At this point we will define the meaningful regions (the words and sentences) as corresponding to genes and the other sequences as intragenic regions, that is, spaces between genes. We estimate that humans have ~25,000 genes (we will return to a molecular level discussion of genes and how they work in Chapters 7 through 9). As we continue to learn more about the molecular biology of organisms, our understanding of both genes and intragenic regions becomes increasingly sophisticated. The end result is that regions that appear meaningless can influence the meaning of the genome. Many regions of the genome are unique, they occur only once within the string of characters. Others are repeated, sometimes hundreds to thousands of times. When we compare the genotypes of individuals of the same type of organism, we find that they differ at a number of places. For example, over ~55,000,000 variations have been found between human genomes and more are likely to be identified. When present within a population of organisms, these genotypic differences are known as polymorphisms, from the Latin meaning multiple forms. Polymorphisms are the basis for DNA-based forensic identification tests. One thing to note, however, is that only a small number of these variations are present within any one individual, and considering the size of the human genome, most people differ from one another less than 1 to 4 letters out of every 1000. That amounts to between 3 to 12 million letter differences between two unrelated individuals. Most of these differences are single characters, but there can be changes that involve moving regions from one place to another, or the deletion or duplication of specific regions. In sexually reproducing organisms, like humans, there are typically two copies of this book in each cell of the body, one derived from each of the organism’s parents - organisms with two genomic “books” are known as diploid. When a sexual organism reproduces, it produces reproductive cells, known as gametes: sometimes these are the same size. When gametes differ in size the smaller one is known as a sperm and the larger is known as an egg. Each gamete contains one copy of its own unique version of the genomic book and is said to be haploid. This haploid genome is produced through a complex process known as meiosis that leads to the significant shuffling between the organism’s original parental genomes. When the haploid sperm and haploid egg cells fuse a new and unique (diploid) organism is formed with its own unique pair of genomic books.

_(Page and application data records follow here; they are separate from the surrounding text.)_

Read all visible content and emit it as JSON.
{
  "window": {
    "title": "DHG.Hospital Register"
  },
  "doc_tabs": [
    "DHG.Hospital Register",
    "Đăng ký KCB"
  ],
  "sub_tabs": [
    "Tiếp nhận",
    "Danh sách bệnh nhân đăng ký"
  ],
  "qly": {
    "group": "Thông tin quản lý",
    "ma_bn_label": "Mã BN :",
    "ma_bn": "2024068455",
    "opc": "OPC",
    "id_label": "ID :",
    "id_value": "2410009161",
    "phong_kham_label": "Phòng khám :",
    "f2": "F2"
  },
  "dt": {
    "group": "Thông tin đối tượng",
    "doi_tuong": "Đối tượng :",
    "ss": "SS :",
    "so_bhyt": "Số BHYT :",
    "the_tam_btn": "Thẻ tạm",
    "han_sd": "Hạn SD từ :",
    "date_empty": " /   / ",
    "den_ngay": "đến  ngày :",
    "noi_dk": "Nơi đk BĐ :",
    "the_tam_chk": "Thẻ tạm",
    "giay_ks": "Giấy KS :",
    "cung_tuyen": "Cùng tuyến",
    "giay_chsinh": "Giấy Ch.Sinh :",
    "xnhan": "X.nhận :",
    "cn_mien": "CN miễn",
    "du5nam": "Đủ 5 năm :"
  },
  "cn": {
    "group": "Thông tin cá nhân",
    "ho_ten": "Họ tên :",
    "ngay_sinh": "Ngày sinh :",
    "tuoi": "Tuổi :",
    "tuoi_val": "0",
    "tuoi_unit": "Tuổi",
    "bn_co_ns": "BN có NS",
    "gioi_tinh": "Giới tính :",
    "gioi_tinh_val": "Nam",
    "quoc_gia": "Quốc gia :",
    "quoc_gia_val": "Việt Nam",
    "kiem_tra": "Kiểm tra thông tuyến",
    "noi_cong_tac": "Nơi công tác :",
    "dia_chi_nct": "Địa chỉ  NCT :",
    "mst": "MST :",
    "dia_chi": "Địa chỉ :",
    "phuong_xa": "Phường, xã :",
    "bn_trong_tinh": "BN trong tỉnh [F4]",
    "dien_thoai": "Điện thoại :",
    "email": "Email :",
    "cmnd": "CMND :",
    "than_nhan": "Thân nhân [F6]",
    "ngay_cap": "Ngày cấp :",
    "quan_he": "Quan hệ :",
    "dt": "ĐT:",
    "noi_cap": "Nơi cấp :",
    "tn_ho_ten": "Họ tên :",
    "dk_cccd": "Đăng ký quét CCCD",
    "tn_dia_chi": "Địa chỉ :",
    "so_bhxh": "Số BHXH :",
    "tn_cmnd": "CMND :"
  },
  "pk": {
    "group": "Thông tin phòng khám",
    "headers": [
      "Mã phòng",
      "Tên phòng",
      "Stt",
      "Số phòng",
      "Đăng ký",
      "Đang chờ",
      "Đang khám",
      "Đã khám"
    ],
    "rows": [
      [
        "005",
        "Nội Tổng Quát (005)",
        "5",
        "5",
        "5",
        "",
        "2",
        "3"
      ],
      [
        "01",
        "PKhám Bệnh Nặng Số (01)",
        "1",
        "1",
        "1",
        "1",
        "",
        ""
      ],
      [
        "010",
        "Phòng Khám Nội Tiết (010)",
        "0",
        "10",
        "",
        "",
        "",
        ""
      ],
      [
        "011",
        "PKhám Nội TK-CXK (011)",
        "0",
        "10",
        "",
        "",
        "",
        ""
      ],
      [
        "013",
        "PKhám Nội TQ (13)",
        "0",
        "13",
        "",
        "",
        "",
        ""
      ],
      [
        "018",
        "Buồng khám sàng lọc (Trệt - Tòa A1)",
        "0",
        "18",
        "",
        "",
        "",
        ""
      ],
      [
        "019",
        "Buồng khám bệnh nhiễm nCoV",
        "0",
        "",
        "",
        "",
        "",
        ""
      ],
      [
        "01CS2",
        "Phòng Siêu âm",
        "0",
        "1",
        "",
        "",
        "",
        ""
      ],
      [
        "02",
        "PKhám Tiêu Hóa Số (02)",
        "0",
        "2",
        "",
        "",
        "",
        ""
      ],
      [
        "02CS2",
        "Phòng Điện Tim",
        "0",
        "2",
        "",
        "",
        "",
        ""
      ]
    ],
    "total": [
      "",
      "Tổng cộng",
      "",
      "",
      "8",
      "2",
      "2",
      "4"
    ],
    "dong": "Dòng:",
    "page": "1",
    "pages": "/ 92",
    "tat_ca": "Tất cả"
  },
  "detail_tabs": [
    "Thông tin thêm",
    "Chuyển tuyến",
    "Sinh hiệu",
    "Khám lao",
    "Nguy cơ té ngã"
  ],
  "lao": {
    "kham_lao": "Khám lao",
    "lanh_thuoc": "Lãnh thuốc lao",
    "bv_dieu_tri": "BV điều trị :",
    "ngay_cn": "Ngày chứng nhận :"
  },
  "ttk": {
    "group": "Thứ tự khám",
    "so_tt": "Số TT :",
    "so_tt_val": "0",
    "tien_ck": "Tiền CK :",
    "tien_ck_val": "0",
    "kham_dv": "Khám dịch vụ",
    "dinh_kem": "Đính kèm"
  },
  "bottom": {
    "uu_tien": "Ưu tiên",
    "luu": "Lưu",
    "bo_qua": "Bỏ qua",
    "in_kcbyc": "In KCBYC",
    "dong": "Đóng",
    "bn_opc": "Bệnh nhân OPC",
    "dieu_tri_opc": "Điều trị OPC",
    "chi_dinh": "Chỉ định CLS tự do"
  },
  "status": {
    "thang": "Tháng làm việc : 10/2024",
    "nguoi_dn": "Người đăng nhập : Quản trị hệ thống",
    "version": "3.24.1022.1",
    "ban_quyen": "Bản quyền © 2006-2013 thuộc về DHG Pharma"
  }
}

Contributors and Attributions
Michael W. Klymkowsky (University of Colorado Boulder) and Melanie M. Cooper (Michigan State University) with significant contributions by Emina Begovic & some editorial assistance of Rebecca Klymkowsky.